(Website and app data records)

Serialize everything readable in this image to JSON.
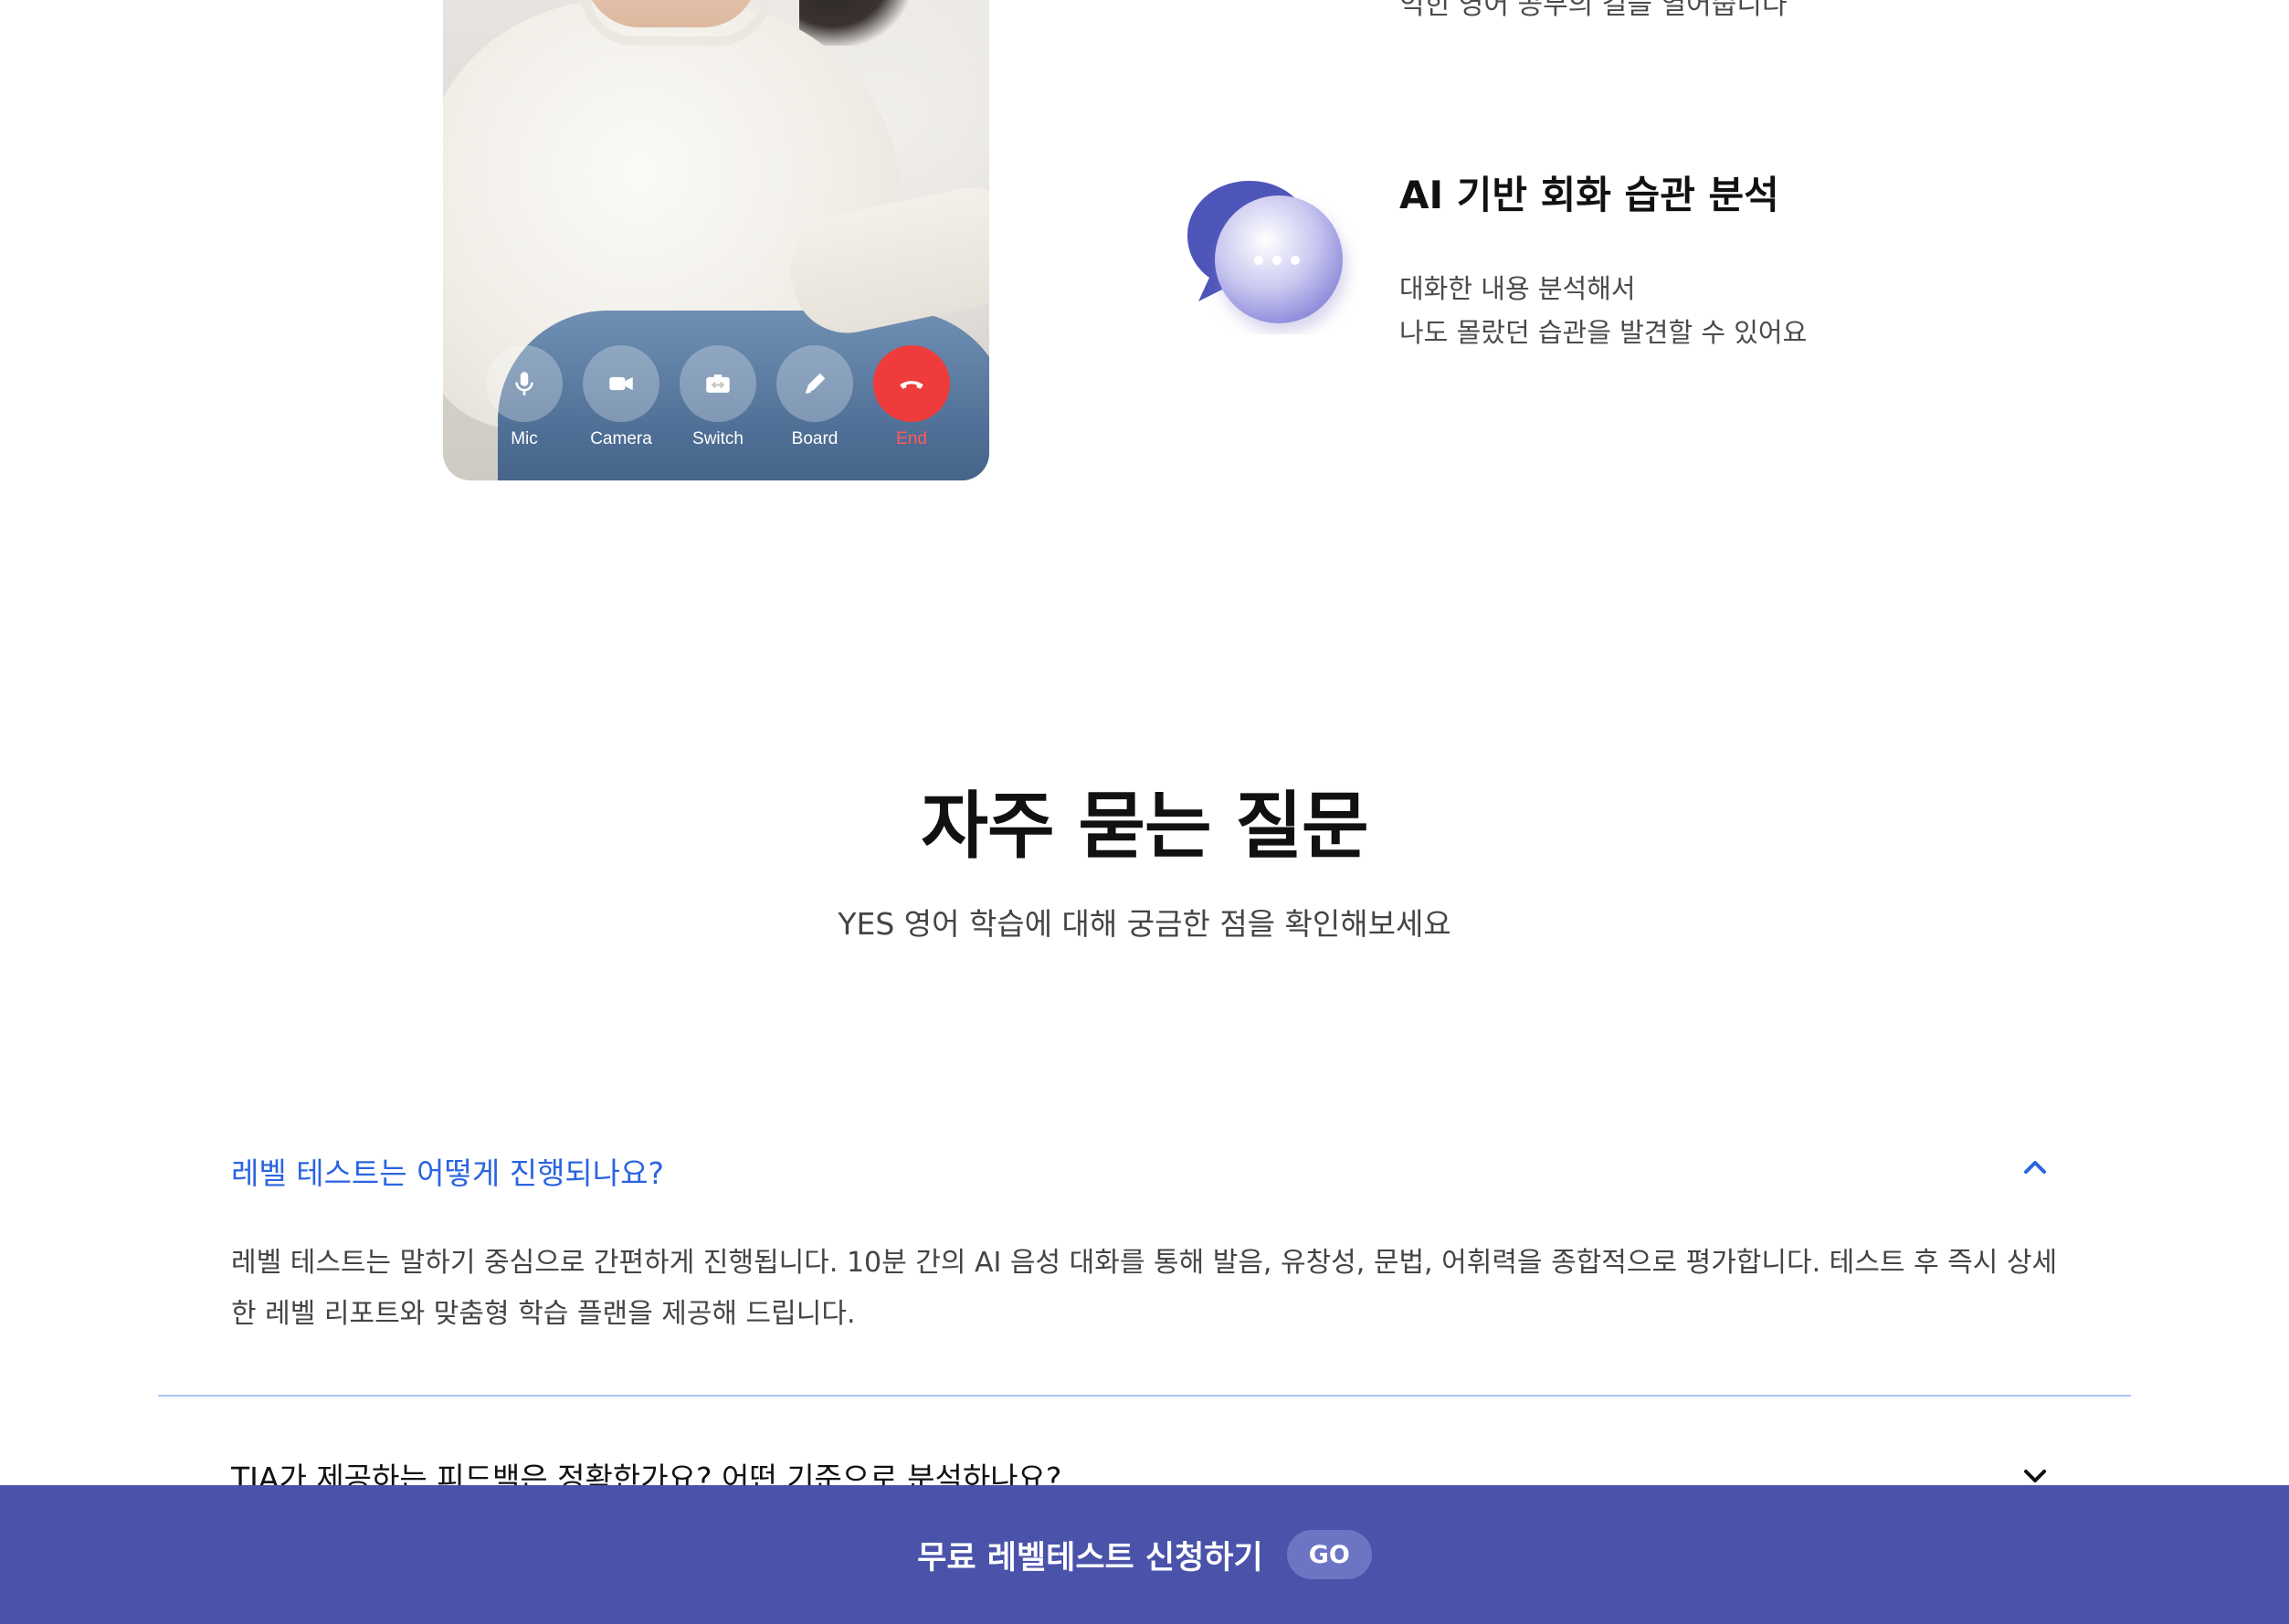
{
  "phone": {
    "controls": [
      {
        "label": "Mic",
        "icon": "mic-icon"
      },
      {
        "label": "Camera",
        "icon": "camera-icon"
      },
      {
        "label": "Switch",
        "icon": "switch-camera-icon"
      },
      {
        "label": "Board",
        "icon": "pen-icon"
      },
      {
        "label": "End",
        "icon": "phone-end-icon"
      }
    ]
  },
  "features": {
    "prev_desc": "익힌 영어 공부의 길을 열어줍니다",
    "ai_analysis": {
      "title": "AI 기반 회화 습관 분석",
      "desc_line1": "대화한 내용 분석해서",
      "desc_line2": "나도 몰랐던 습관을 발견할 수 있어요",
      "icon": "chat-bubbles-icon"
    }
  },
  "faq": {
    "title": "자주 묻는 질문",
    "subtitle": "YES 영어 학습에 대해 궁금한 점을 확인해보세요",
    "items": [
      {
        "question": "레벨 테스트는 어떻게 진행되나요?",
        "answer": "레벨 테스트는 말하기 중심으로 간편하게 진행됩니다. 10분 간의 AI 음성 대화를 통해 발음, 유창성, 문법, 어휘력을 종합적으로 평가합니다. 테스트 후 즉시 상세한 레벨 리포트와 맞춤형 학습 플랜을 제공해 드립니다.",
        "expanded": true
      },
      {
        "question": "TIA가 제공하는 피드백은 정확한가요? 어떤 기준으로 분석하나요?",
        "expanded": false
      }
    ]
  },
  "cta": {
    "label": "무료 레벨테스트 신청하기",
    "button": "GO",
    "bar_color": "#4a52aa"
  },
  "colors": {
    "accent": "#2a64e0",
    "end_call": "#ef3b3b",
    "divider": "#a9c6f7"
  }
}
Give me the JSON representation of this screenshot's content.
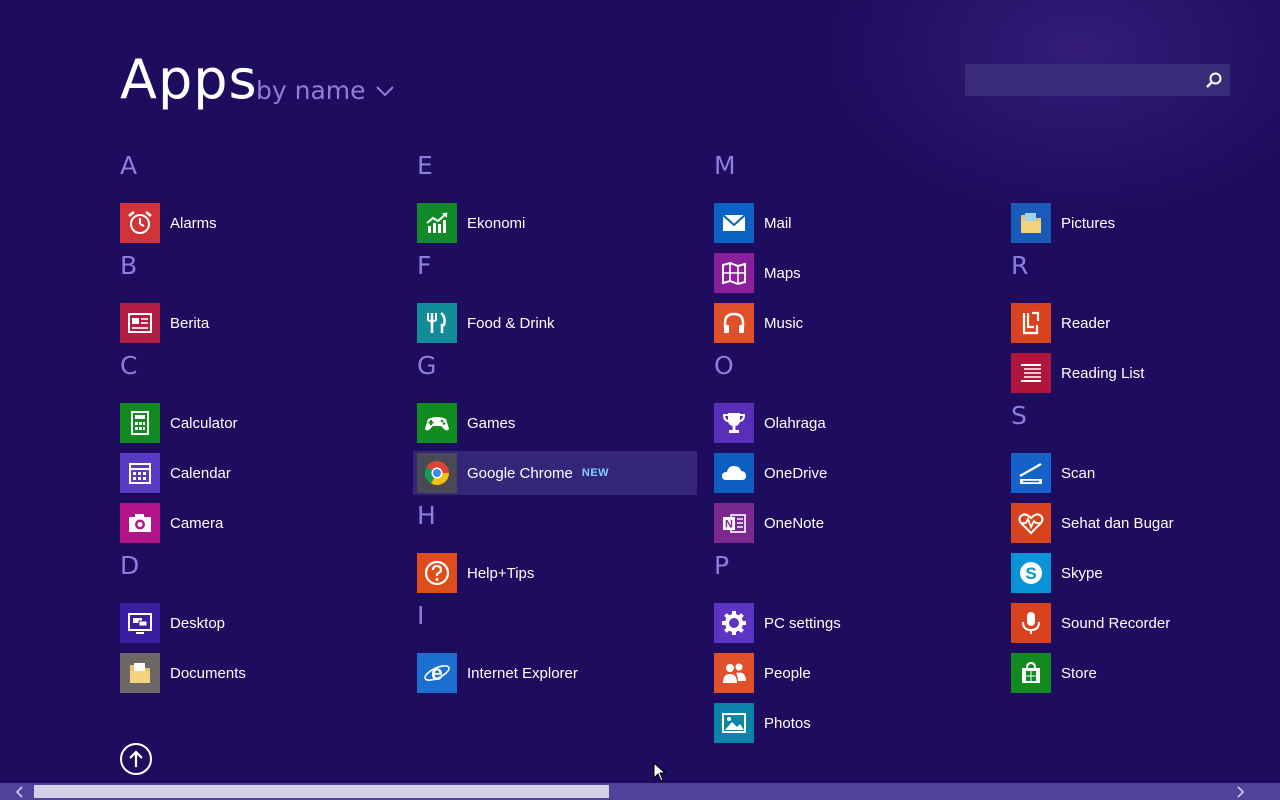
{
  "header": {
    "title": "Apps",
    "sort_label": "by name",
    "search_placeholder": ""
  },
  "columns": [
    [
      {
        "letter": "A"
      },
      {
        "app": "Alarms",
        "color": "#d13438",
        "icon": "alarm-clock-icon"
      },
      {
        "letter": "B"
      },
      {
        "app": "Berita",
        "color": "#b01e44",
        "icon": "newspaper-icon"
      },
      {
        "letter": "C"
      },
      {
        "app": "Calculator",
        "color": "#128a20",
        "icon": "calculator-icon"
      },
      {
        "app": "Calendar",
        "color": "#5a3bc4",
        "icon": "calendar-icon"
      },
      {
        "app": "Camera",
        "color": "#b4148a",
        "icon": "camera-icon"
      },
      {
        "letter": "D"
      },
      {
        "app": "Desktop",
        "color": "#3a1ea0",
        "icon": "desktop-icon"
      },
      {
        "app": "Documents",
        "color": "#6c6866",
        "icon": "documents-folder-icon"
      }
    ],
    [
      {
        "letter": "E"
      },
      {
        "app": "Ekonomi",
        "color": "#138a2a",
        "icon": "chart-up-icon"
      },
      {
        "letter": "F"
      },
      {
        "app": "Food & Drink",
        "color": "#118c98",
        "icon": "fork-knife-icon"
      },
      {
        "letter": "G"
      },
      {
        "app": "Games",
        "color": "#118c1f",
        "icon": "gamepad-icon"
      },
      {
        "app": "Google Chrome",
        "color": "#4a4a55",
        "icon": "chrome-icon",
        "badge": "NEW",
        "selected": true
      },
      {
        "letter": "H"
      },
      {
        "app": "Help+Tips",
        "color": "#dd4e1c",
        "icon": "help-icon"
      },
      {
        "letter": "I"
      },
      {
        "app": "Internet Explorer",
        "color": "#1a6fd0",
        "icon": "internet-explorer-icon"
      }
    ],
    [
      {
        "letter": "M"
      },
      {
        "app": "Mail",
        "color": "#0a63c4",
        "icon": "mail-icon"
      },
      {
        "app": "Maps",
        "color": "#8a1e9c",
        "icon": "map-icon"
      },
      {
        "app": "Music",
        "color": "#e0502a",
        "icon": "headphones-icon"
      },
      {
        "letter": "O"
      },
      {
        "app": "Olahraga",
        "color": "#5a2fb8",
        "icon": "trophy-icon"
      },
      {
        "app": "OneDrive",
        "color": "#0d5ec0",
        "icon": "cloud-icon"
      },
      {
        "app": "OneNote",
        "color": "#7a2a8e",
        "icon": "onenote-icon"
      },
      {
        "letter": "P"
      },
      {
        "app": "PC settings",
        "color": "#5b34c4",
        "icon": "gear-icon"
      },
      {
        "app": "People",
        "color": "#e0502a",
        "icon": "people-icon"
      },
      {
        "app": "Photos",
        "color": "#0a84a8",
        "icon": "photo-icon"
      }
    ],
    [
      {
        "spacer": true
      },
      {
        "app": "Pictures",
        "color": "#1a5ab8",
        "icon": "pictures-folder-icon"
      },
      {
        "letter": "R"
      },
      {
        "app": "Reader",
        "color": "#d8421e",
        "icon": "reader-icon"
      },
      {
        "app": "Reading List",
        "color": "#b0163c",
        "icon": "reading-list-icon"
      },
      {
        "letter": "S"
      },
      {
        "app": "Scan",
        "color": "#1462c8",
        "icon": "scanner-icon"
      },
      {
        "app": "Sehat dan Bugar",
        "color": "#d8421e",
        "icon": "heart-pulse-icon"
      },
      {
        "app": "Skype",
        "color": "#0a94d8",
        "icon": "skype-icon"
      },
      {
        "app": "Sound Recorder",
        "color": "#d8421e",
        "icon": "microphone-icon"
      },
      {
        "app": "Store",
        "color": "#128a20",
        "icon": "store-icon"
      }
    ]
  ],
  "footer": {
    "scroll_position": 0.45
  }
}
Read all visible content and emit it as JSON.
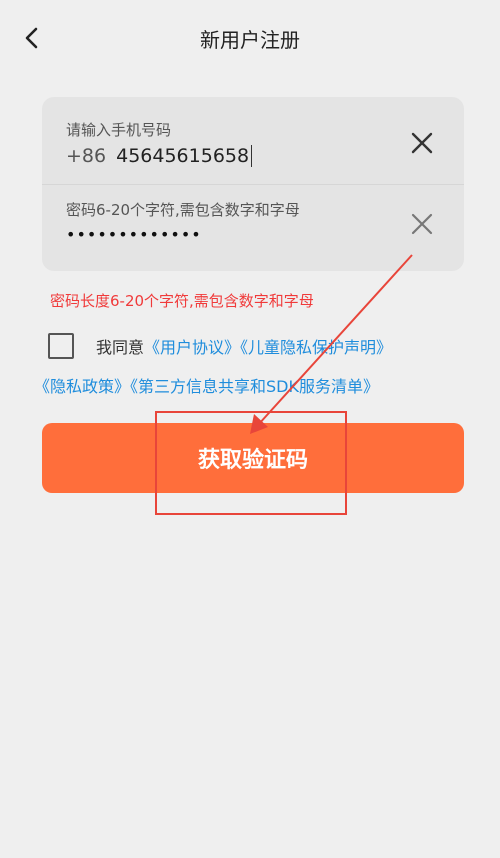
{
  "header": {
    "title": "新用户注册",
    "back_icon": "chevron-left-icon"
  },
  "form": {
    "phone": {
      "label": "请输入手机号码",
      "prefix": "+86",
      "value": "45645615658",
      "clear_icon": "close-icon"
    },
    "password": {
      "placeholder": "密码6-20个字符,需包含数字和字母",
      "value": "•••••••••••••",
      "clear_icon": "close-icon"
    }
  },
  "error_message": "密码长度6-20个字符,需包含数字和字母",
  "agreement": {
    "prefix": "我同意",
    "checked": false,
    "links": [
      "《用户协议》",
      "《儿童隐私保护声明》",
      "《隐私政策》",
      "《第三方信息共享和SDK服务清单》"
    ]
  },
  "submit_label": "获取验证码",
  "colors": {
    "background": "#efefef",
    "card": "#e4e4e4",
    "accent": "#ff6e3b",
    "error": "#f03a3a",
    "link": "#1f8ddc",
    "annotation": "#e8453a"
  }
}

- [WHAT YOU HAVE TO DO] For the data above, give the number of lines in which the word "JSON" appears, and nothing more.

- [PROBLEM SOLUTION] 3